Navigation of the catheter to the aortic root may be facilitated by advancement over a wire. Tortuous, calcified subclavian/innominate arteries are sometimes encountered, often in obese, elderly, or hypertensive patients. The concurrent use of a deep breath hold and catheter manipulation over a shapable/steerable wire will usually overcome this problem. The choice of optimal catheters from the right radial approach is important.
In regard to PCI, it is helpful to adapt the working space to the radial approach, which is easily accomplished either by swiveling the arm board placing the arm immediately adjacent to the body, or by placing a small table or Mayo stand between the arm board and the catheterization table. Guiding catheter selection is similar to the femoral approach for left coronary lesions, but occasionally a KIMNY (Boston Scientific Corporation, Natick, MA), Tiger II (Terumo), or an AL-2 (Cordis Corporation, a Johnson & Johnson company, Warren, NJ) is helpful. Selection of a guiding catheter is the critical first equipment decision. For right coronary interventions, AL0.75 (Boston Scientific) and hockey stick guiding catheters provide excellent support. It should be remembered that guide support for right coronary artery interventions is often superior from the right upper-extremity approach compared to the femoral approach as the guide catheter backs up directly against the opposite side of the aorta. Given the working space, short guidewires (180 to 200 cm) and rapid exchange platforms for balloons and stents are most suitable.
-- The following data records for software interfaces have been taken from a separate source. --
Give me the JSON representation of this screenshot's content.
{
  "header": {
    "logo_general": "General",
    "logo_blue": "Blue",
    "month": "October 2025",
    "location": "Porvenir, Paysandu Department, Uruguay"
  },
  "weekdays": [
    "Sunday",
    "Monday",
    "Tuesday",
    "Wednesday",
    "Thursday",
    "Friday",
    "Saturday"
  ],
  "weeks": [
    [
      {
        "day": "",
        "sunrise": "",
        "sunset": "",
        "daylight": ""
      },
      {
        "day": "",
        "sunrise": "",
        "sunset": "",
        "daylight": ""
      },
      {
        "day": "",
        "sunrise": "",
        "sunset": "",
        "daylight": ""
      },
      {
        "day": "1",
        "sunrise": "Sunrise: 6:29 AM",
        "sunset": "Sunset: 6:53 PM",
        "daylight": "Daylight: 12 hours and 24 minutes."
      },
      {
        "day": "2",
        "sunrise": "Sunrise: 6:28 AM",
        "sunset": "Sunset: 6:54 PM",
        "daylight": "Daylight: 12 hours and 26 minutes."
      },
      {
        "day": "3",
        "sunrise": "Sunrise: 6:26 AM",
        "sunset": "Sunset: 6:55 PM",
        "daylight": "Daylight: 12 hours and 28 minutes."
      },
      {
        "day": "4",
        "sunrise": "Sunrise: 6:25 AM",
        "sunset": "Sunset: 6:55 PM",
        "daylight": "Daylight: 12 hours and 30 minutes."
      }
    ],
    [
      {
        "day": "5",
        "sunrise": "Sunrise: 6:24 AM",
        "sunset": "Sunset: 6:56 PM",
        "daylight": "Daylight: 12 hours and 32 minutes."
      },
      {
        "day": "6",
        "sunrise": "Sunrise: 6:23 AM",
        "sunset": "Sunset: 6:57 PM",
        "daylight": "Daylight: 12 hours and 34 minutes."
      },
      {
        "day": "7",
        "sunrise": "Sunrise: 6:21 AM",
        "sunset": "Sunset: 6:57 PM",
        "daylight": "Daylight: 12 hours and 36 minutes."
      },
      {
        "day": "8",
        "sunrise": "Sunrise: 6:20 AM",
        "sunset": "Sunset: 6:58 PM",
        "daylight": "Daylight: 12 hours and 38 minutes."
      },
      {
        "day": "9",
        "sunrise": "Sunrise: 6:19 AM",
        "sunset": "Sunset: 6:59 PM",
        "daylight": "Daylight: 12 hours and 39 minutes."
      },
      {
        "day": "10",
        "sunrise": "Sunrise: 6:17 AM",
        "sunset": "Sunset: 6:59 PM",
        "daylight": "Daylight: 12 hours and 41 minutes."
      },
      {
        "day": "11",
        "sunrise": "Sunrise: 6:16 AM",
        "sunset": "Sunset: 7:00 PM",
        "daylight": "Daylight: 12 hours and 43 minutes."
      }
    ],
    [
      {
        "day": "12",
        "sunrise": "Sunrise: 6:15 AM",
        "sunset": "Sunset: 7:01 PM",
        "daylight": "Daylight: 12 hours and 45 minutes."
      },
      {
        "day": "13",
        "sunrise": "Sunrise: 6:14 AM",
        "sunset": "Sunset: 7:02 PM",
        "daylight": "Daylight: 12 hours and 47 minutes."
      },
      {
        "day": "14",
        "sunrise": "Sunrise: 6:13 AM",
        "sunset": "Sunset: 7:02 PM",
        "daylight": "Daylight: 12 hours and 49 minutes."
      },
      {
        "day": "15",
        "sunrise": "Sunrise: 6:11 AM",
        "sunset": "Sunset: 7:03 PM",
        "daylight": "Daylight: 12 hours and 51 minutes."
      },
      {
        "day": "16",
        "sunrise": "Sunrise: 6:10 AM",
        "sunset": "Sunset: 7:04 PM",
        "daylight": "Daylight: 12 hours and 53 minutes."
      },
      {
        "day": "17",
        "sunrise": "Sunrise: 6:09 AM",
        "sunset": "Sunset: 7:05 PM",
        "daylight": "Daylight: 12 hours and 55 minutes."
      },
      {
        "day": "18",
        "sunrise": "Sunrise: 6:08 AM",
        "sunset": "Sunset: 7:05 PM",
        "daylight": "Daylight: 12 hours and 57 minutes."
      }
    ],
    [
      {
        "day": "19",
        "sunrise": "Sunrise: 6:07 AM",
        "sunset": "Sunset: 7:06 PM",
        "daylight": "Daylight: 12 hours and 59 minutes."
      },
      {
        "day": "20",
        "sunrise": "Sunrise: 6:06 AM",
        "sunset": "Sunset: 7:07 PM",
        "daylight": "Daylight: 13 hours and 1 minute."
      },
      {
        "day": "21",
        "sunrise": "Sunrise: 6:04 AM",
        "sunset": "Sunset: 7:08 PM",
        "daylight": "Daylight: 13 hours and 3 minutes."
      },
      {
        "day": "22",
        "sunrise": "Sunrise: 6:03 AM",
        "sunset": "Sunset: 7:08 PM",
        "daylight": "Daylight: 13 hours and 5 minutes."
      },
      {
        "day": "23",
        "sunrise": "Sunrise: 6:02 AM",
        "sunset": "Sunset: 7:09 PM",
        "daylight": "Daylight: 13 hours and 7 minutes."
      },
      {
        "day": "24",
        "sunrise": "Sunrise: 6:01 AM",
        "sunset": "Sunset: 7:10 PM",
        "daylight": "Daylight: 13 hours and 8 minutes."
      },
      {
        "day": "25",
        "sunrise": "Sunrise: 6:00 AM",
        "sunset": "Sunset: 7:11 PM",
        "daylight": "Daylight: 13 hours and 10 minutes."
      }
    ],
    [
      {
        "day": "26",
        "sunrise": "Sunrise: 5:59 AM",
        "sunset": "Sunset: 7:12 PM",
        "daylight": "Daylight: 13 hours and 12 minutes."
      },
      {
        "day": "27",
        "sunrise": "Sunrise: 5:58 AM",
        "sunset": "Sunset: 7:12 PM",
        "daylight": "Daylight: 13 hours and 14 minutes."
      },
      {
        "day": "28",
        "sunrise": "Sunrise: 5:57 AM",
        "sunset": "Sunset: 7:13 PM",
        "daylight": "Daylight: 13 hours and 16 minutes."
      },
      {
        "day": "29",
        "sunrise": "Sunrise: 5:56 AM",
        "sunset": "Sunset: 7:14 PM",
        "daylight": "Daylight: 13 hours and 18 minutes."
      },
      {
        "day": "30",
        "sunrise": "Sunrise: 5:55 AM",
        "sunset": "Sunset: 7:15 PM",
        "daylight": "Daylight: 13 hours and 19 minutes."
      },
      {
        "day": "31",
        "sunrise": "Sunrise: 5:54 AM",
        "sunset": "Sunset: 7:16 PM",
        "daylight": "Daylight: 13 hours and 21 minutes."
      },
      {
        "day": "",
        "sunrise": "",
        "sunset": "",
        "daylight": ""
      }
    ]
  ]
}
However, procedures that mandate a long-wire or over-the-wire system (rotational atherectomy) can certainly be performed.
Hemostasis can be applied in many ways after sheath removal. Although a gauze "bullet" and a dialysis HemoBand (HemoBand Corp., Portland, OR) are very effective, there are several specially designed devices that are gaining popularity. The TR Band (Terumo) is the most recently introduced and allows direct visualization of the access site and automatic, gradual release of pressure (Figure 2). Regardless of the method of compression utilized, complete obliteration of the radial pulse is contraindicated, and gradual release of pressure over 1 to 1.5 hours is usually sufficient. After sheath removal, radial and ulnar pulses should be measured every 15 minutes with concurrent documentation of the color, warmth, and sensation of the hand. Once hemostasis is achieved, a light compression dressing is applied. Patients are instructed to avoid strenuous lifting or overuse of the wrist for 3 or 4 days and to call if they experience any coldness, numbness, or significant pain.
The incidence of acute or subacute radial artery occlusion after transradial PCI is approximately 6%. Half of these radial arteries will spontaneously recanalize, yielding a 3% incidence of permanent occlusion. Anecdotal evidence suggests that systemic anticoagulation is associated with higher rates of long-term radial artery patency.
Through the utilization of the principles outlined in this article and the accumulation of experience, it has been demonstrated that even the most complex PCI procedures can be successfully performed by the radial approach. Because the benefits of this approach are numerous, the safety conferred by a lack of significant access site bleeding compels interventional cardiologists in the US to seriously reconsider transradial PCI.
Ronald P. Caputo, MD, FACC, FSCAI, is from SJH Cardiology Associates, in Syracuse, New York. He has disclosed that he is a paid consultant to Boston Scientific, Terumo, Cordis, and Medtronic. Dr. Caputo may be reached at email@example.com.